The Oregon Legislature voted Friday, July 7, to name the osprey as Oregon's official "state raptor."
The eye-catching bird of prey, which has a diet of primarily fish and often can be seen hunting at lakes and waterways, joins the western meadowlark — chosen in 1927, through a poll of children organized by the Oregon Audubon Society — as one of Oregon's state birds. The western meadowlark was redesignated as the "state songbird."
Senate Concurrent Resolution 18, which made the change, received late life in the legislative session after running into initial roadblocks. While it was approved by the Senate on a 24-5 vote in April, it appeared dead in the House of Representatives before it was tweaked to make the osprey the state raptor while preserving the western meadowlark as the state songbird, The Oregonian/OregonLive reported.
The resolution passed the House by a 43-17 vote on Friday, with a number of representatives from Portland's Westside suburbs — including Reps. Jeff Barker of Aloha, Ken Helm of Beaverton, Janeen Sollman of Hillsboro and Julie Parrish of West Linn — among those voting "no." The Senate concurred with the House on a 28-0 vote.
SCR 18 was carried in the Senate vote Friday by Sen. Ginny Burdick, who represents parts of Tigard and Southwest Portland, in her capacity as Senate majority leader.
The resolution was co-sponsored by Sen. Elizabeth Steiner Hayward, who represents parts of Beaverton and Portland, and Sen. Fred Girod of Stayton.
Freshman Rep. Rich Vial, a Scholls legislator whose district also includes King City, Sherwood, Wilsonville and small pieces of Hillsboro and Tigard, was also involved on the House side, Steiner Hayward noted.
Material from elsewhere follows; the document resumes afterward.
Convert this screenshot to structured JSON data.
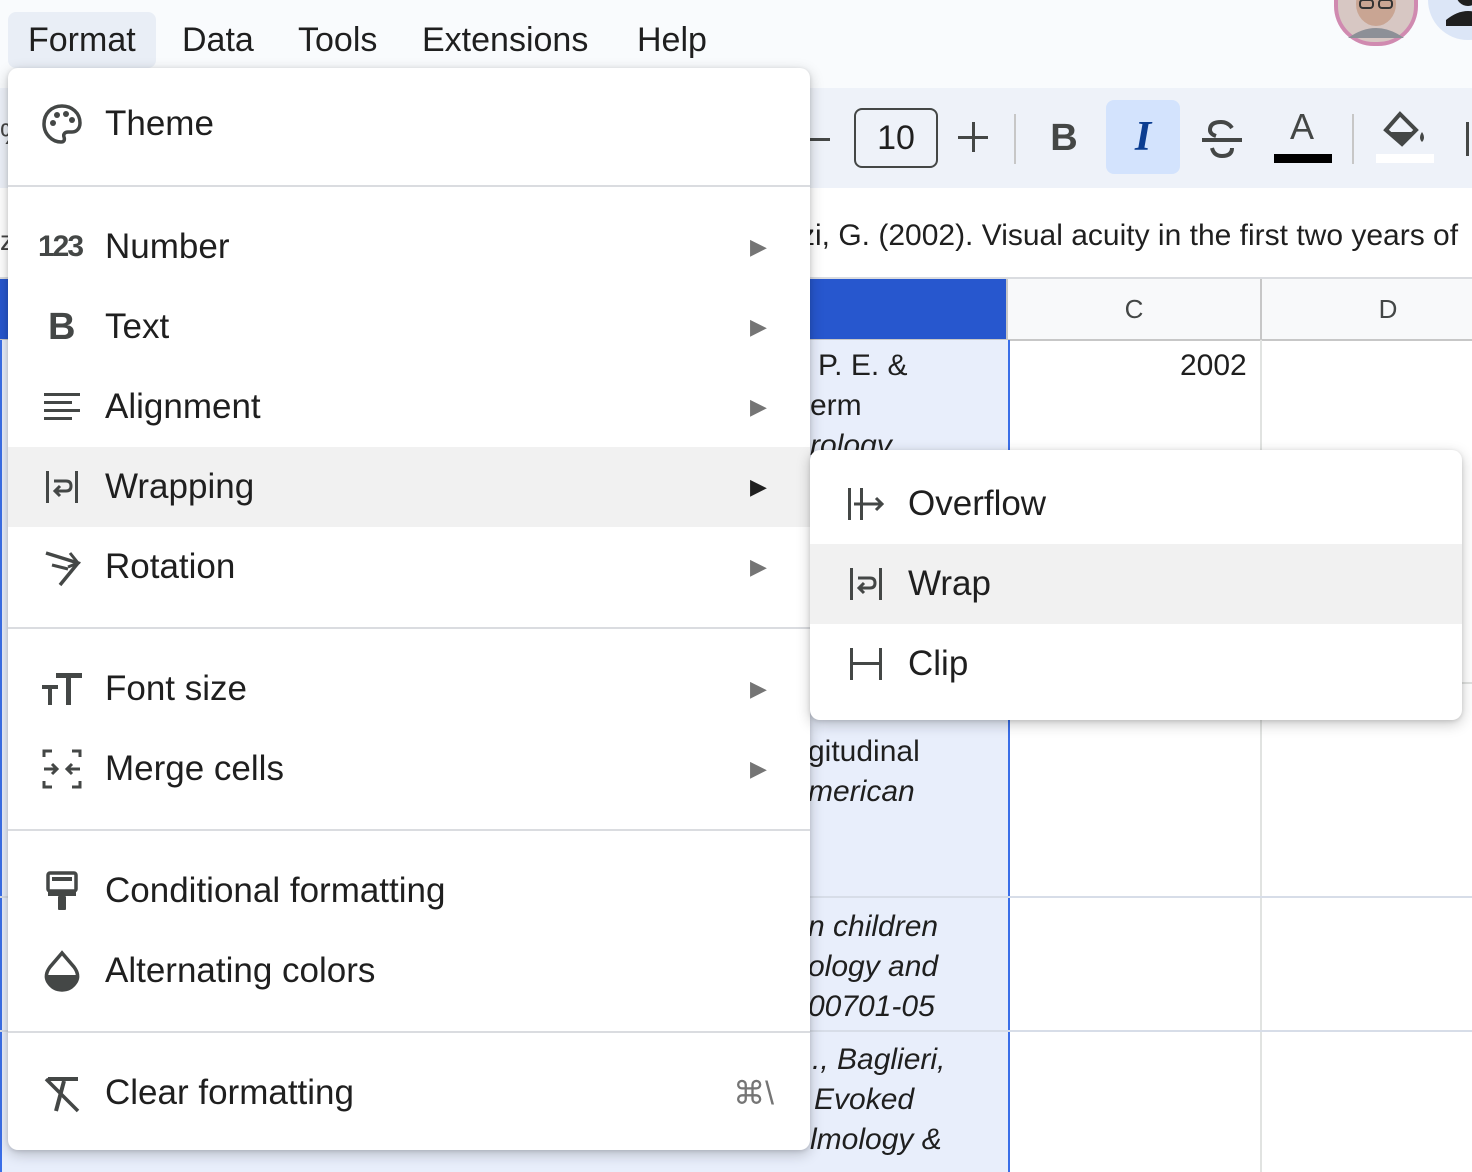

She described herself, Girod and Vial as being among the more "avid birders" in the Oregon Legislature.
"We're the three that I know are the most engaged with it," she said.
Steiner Hayward said she was happy to co-sponsor the legislation when Girod pitched it to her, remarking, "I really love osprey, and I think they're a cool bird."
Asked about the changes to the resolution to split the "state bird" between the osprey and western meadowlark after the initial resolution, replacing the western meadowlark with the osprey, passed the Senate, Steiner Hayward quipped, "When stuff goes over to the House, sometimes interesting things happen."
She added, "I don't know why it (rose to) the level of meriting negotiations, but I'm glad it did, because I think the osprey deserves some recognition."
The bird of prey, Steiner Hayward noted, has had "an amazing comeback" in Oregon, as osprey populations plunged along with those of many other raptors due to the use of DDT as a pesticide in the 1950s and 1960s. Since the federal ban on DDT, the osprey has rebounded in Oregon and other states.
The Times reached out to city officials in Tigard, Tualatin and Durham about whether there are osprey nesting sites in those communities. Their answer: probably not, but osprey sightings in the area are not uncommon.
"I have seen ospreys in the Durham/Cook Park areas but have not seen an active nest," said one Durham resident, as reported by City Administrator Linda Tate.
Another told Tate, "I agree that it is possible to see them but their nests are quite obvious and I have not seen any."
Eva Kristofik, who works at the Tualatin River National Wildlife Refuge, told The Times there are no active osprey nests at that refuge, located near Sherwood. However, she said, there are active nests at the Wapato Lake National Wildlife Refuge near Gaston.
Editor's note: This story has been updated with background information on the osprey and quotes from state Sen. Elizabeth Steiner Hayward.
By Mark Miller
Assistant Editor, The Times